• THE PROBLEM:
Reproduce every line of the data, exactly and without its pictures.

════════

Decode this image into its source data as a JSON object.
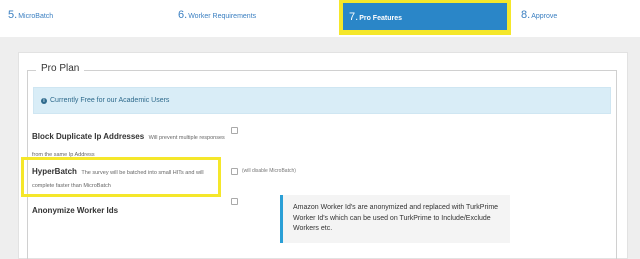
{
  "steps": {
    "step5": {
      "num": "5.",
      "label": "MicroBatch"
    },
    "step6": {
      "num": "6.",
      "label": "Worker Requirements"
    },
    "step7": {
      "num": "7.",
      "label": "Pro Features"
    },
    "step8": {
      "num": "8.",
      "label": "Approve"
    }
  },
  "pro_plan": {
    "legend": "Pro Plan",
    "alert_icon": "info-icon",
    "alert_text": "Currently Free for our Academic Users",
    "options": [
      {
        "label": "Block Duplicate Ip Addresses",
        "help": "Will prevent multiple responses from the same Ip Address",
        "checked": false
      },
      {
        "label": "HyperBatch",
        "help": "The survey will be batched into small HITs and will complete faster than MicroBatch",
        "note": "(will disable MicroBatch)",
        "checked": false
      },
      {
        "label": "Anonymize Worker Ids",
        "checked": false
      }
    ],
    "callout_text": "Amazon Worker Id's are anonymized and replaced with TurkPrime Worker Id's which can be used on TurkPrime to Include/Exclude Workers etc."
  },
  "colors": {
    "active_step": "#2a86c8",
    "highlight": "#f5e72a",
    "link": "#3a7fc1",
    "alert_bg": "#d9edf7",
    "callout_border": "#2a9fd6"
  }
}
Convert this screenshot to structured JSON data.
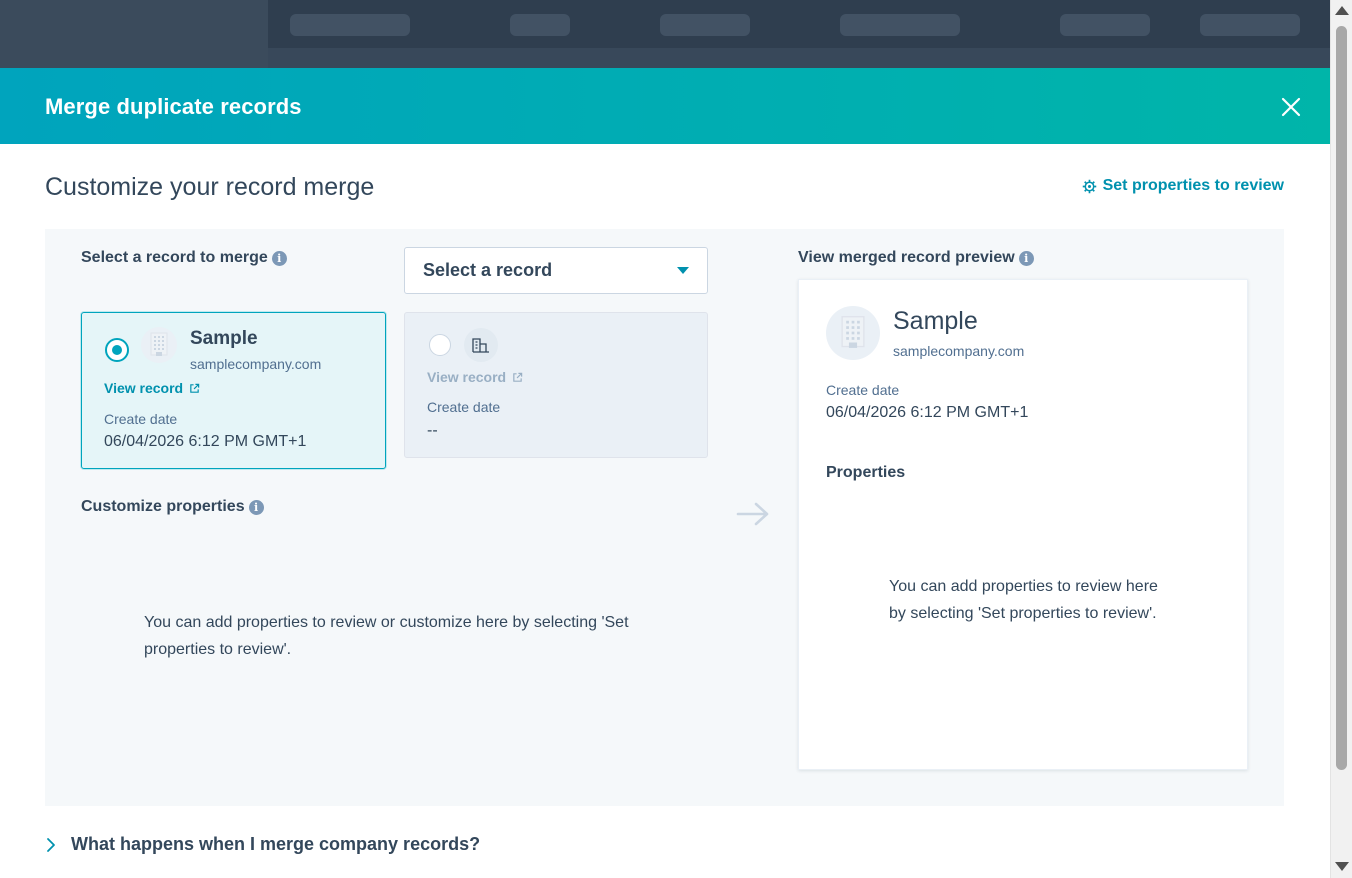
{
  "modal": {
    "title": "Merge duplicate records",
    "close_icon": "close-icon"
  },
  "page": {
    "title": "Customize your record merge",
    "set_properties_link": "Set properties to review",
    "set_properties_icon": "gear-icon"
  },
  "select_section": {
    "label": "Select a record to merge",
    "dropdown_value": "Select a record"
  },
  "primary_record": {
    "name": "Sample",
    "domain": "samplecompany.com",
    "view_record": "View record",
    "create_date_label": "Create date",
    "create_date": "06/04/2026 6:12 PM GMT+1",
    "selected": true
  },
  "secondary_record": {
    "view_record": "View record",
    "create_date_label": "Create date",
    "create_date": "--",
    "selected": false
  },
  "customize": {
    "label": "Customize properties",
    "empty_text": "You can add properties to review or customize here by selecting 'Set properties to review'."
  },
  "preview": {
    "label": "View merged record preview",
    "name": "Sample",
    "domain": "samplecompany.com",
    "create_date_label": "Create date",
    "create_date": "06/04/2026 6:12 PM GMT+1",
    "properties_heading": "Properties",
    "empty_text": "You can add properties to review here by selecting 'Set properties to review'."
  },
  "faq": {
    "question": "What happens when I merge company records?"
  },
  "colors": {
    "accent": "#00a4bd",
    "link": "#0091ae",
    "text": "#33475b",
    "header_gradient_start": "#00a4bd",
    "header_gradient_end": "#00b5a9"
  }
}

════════

• PROBLEM SOLUTION:
Decode this image into its source data as a JSON object.
{
  "steps": {
    "step5": {
      "num": "5.",
      "label": "MicroBatch"
    },
    "step6": {
      "num": "6.",
      "label": "Worker Requirements"
    },
    "step7": {
      "num": "7.",
      "label": "Pro Features"
    },
    "step8": {
      "num": "8.",
      "label": "Approve"
    }
  },
  "pro_plan": {
    "legend": "Pro Plan",
    "alert_icon": "info-icon",
    "alert_text": "Currently Free for our Academic Users",
    "options": [
      {
        "label": "Block Duplicate Ip Addresses",
        "help": "Will prevent multiple responses from the same Ip Address",
        "checked": false
      },
      {
        "label": "HyperBatch",
        "help": "The survey will be batched into small HITs and will complete faster than MicroBatch",
        "note": "(will disable MicroBatch)",
        "checked": false
      },
      {
        "label": "Anonymize Worker Ids",
        "checked": false
      }
    ],
    "callout_text": "Amazon Worker Id's are anonymized and replaced with TurkPrime Worker Id's which can be used on TurkPrime to Include/Exclude Workers etc."
  },
  "colors": {
    "active_step": "#2a86c8",
    "highlight": "#f5e72a",
    "link": "#3a7fc1",
    "alert_bg": "#d9edf7",
    "callout_border": "#2a9fd6"
  }
}
Convert this screenshot to structured JSON data.
{
  "modal": {
    "title": "Merge duplicate records",
    "close_icon": "close-icon"
  },
  "page": {
    "title": "Customize your record merge",
    "set_properties_link": "Set properties to review",
    "set_properties_icon": "gear-icon"
  },
  "select_section": {
    "label": "Select a record to merge",
    "dropdown_value": "Select a record"
  },
  "primary_record": {
    "name": "Sample",
    "domain": "samplecompany.com",
    "view_record": "View record",
    "create_date_label": "Create date",
    "create_date": "06/04/2026 6:12 PM GMT+1",
    "selected": true
  },
  "secondary_record": {
    "view_record": "View record",
    "create_date_label": "Create date",
    "create_date": "--",
    "selected": false
  },
  "customize": {
    "label": "Customize properties",
    "empty_text": "You can add properties to review or customize here by selecting 'Set properties to review'."
  },
  "preview": {
    "label": "View merged record preview",
    "name": "Sample",
    "domain": "samplecompany.com",
    "create_date_label": "Create date",
    "create_date": "06/04/2026 6:12 PM GMT+1",
    "properties_heading": "Properties",
    "empty_text": "You can add properties to review here by selecting 'Set properties to review'."
  },
  "faq": {
    "question": "What happens when I merge company records?"
  },
  "colors": {
    "accent": "#00a4bd",
    "link": "#0091ae",
    "text": "#33475b",
    "header_gradient_start": "#00a4bd",
    "header_gradient_end": "#00b5a9"
  }
}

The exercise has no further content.